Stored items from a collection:

■ ■ ■ ■

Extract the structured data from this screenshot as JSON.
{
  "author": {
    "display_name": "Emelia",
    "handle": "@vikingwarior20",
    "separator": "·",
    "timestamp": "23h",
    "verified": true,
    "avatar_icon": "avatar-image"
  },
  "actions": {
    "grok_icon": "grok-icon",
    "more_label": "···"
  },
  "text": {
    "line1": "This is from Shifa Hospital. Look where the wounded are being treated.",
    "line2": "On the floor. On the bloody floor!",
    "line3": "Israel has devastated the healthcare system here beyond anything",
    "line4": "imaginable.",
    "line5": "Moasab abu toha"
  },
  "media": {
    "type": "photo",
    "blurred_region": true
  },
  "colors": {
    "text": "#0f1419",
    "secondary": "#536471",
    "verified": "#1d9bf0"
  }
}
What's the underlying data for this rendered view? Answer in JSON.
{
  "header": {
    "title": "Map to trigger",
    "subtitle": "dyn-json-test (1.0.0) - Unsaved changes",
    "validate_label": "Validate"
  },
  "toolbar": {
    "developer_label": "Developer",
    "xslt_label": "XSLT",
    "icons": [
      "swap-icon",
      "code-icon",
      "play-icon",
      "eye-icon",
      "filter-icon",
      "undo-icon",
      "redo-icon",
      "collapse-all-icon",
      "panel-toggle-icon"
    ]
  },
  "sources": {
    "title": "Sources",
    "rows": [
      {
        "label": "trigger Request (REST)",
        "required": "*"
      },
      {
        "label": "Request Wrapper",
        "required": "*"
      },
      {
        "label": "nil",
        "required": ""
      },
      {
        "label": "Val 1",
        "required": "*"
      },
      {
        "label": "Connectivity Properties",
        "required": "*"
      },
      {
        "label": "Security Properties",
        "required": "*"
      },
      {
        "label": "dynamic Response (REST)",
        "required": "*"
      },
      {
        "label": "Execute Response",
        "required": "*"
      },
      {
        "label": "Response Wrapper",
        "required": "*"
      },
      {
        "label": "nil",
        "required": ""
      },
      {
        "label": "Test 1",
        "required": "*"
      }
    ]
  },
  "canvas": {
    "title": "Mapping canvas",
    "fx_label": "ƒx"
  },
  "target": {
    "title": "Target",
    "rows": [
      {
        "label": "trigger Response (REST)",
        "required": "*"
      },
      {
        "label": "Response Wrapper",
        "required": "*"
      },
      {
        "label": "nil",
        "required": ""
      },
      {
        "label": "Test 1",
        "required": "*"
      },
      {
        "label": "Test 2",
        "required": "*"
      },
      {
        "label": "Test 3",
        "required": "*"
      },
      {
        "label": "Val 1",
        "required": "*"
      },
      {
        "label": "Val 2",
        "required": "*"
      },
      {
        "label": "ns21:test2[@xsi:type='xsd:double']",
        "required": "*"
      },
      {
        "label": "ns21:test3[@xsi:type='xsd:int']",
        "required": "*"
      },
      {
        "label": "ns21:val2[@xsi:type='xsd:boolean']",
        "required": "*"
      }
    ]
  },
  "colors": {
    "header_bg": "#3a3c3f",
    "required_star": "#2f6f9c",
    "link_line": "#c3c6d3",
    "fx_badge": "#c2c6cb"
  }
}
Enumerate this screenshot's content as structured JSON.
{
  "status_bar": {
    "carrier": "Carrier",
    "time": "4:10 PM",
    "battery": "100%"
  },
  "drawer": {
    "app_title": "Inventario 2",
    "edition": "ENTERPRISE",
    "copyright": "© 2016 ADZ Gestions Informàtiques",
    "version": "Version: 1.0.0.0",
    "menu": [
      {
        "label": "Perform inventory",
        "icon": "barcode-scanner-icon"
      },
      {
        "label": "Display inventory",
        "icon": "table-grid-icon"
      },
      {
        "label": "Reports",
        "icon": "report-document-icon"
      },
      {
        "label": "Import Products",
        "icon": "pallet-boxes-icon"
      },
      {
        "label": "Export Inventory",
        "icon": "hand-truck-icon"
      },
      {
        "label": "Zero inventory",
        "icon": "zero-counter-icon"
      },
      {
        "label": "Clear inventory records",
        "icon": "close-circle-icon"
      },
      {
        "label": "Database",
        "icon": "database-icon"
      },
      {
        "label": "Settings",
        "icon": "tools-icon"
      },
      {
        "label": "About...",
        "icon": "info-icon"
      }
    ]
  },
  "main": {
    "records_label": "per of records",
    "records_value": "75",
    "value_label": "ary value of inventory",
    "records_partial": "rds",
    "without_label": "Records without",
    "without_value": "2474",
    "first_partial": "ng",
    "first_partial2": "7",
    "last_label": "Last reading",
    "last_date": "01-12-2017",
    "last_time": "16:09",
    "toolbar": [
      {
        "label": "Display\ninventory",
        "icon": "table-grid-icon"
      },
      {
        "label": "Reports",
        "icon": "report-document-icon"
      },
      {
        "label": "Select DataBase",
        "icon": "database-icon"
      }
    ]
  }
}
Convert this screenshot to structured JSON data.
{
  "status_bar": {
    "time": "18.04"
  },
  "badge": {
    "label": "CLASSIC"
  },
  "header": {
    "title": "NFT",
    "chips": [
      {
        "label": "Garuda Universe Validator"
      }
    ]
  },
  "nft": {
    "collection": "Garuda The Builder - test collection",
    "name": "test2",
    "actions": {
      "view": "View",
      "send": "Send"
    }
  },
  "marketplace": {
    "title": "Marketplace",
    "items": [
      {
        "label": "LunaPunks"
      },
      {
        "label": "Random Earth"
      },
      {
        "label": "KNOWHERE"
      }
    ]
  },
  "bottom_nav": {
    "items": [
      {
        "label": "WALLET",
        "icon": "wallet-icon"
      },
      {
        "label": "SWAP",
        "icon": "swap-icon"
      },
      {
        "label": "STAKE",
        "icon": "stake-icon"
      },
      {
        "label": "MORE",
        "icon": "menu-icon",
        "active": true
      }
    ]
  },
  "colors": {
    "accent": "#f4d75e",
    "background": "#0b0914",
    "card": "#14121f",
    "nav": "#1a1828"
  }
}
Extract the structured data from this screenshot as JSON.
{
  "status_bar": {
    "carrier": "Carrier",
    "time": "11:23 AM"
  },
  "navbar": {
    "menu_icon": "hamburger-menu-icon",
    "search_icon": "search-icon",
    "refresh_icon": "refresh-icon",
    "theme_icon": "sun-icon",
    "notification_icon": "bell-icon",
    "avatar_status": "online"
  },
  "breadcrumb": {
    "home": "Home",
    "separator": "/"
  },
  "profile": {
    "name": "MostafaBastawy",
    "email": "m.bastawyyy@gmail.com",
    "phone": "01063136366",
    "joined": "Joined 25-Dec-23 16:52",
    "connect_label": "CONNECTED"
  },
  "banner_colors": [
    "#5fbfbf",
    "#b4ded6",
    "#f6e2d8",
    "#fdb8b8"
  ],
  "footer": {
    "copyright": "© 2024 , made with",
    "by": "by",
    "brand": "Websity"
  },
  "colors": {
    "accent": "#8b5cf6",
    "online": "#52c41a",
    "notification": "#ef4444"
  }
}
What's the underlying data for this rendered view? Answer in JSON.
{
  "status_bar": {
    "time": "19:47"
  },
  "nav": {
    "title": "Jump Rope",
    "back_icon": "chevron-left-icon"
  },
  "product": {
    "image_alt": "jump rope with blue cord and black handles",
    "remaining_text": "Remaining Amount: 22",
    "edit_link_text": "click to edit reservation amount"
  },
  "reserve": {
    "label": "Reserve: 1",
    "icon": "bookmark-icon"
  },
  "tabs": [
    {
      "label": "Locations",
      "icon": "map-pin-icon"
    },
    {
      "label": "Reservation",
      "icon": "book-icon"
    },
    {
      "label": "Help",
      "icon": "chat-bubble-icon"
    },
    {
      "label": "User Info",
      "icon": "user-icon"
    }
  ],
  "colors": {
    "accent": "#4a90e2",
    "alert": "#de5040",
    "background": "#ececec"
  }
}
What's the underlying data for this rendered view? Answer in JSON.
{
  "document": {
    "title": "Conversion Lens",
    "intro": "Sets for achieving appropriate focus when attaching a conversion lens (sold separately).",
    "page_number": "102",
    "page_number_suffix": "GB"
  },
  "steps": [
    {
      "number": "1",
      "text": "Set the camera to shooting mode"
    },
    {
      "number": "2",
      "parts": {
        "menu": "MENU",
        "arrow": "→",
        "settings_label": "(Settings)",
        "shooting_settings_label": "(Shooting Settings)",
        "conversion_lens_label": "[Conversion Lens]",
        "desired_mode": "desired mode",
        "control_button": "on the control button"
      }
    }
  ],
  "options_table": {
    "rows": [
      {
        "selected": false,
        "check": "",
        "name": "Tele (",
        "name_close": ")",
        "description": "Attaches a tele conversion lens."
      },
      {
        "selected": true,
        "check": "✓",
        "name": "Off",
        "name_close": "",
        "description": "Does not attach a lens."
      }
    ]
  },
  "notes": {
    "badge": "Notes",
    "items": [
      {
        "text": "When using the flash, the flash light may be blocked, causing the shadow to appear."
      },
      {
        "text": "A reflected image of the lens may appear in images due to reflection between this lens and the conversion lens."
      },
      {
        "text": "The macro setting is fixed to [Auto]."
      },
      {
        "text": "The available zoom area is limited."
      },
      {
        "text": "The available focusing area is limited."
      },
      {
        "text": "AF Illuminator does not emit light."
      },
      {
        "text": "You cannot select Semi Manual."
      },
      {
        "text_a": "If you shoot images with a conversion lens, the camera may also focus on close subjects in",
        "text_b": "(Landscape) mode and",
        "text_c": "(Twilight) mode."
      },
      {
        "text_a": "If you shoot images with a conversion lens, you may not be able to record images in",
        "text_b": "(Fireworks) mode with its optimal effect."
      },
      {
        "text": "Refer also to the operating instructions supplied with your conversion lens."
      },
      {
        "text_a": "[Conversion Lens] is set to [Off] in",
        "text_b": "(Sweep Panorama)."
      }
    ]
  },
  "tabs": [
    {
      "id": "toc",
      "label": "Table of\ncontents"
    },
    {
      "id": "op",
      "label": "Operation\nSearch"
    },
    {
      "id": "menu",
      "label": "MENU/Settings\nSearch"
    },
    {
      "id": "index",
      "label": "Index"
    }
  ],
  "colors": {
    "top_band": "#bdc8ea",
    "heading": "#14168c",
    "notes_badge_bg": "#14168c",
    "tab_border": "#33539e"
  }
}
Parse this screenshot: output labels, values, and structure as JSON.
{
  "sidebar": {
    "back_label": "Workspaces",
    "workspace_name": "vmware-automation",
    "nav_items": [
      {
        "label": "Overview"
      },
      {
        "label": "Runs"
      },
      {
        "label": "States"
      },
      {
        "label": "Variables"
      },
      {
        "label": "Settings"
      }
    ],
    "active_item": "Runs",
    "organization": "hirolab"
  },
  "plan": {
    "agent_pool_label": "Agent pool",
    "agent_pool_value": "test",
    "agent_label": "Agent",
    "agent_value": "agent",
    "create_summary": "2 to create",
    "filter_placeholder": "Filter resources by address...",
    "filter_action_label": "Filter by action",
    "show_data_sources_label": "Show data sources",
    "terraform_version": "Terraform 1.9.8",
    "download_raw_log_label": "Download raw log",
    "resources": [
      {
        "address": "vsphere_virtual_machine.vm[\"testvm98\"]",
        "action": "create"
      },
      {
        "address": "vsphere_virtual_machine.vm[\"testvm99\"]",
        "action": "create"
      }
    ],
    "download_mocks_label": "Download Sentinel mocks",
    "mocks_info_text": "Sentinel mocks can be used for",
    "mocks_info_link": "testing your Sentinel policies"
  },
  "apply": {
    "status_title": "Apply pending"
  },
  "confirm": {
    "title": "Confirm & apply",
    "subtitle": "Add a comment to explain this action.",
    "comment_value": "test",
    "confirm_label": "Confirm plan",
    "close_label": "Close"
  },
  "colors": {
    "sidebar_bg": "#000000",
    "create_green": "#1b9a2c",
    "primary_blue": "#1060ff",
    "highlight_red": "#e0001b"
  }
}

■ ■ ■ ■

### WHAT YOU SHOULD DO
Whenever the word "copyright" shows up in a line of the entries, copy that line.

### THE ANSWER
    "copyright": "© 2016 ADZ Gestions Informàtiques",
    "copyright": "© 2024 , made with",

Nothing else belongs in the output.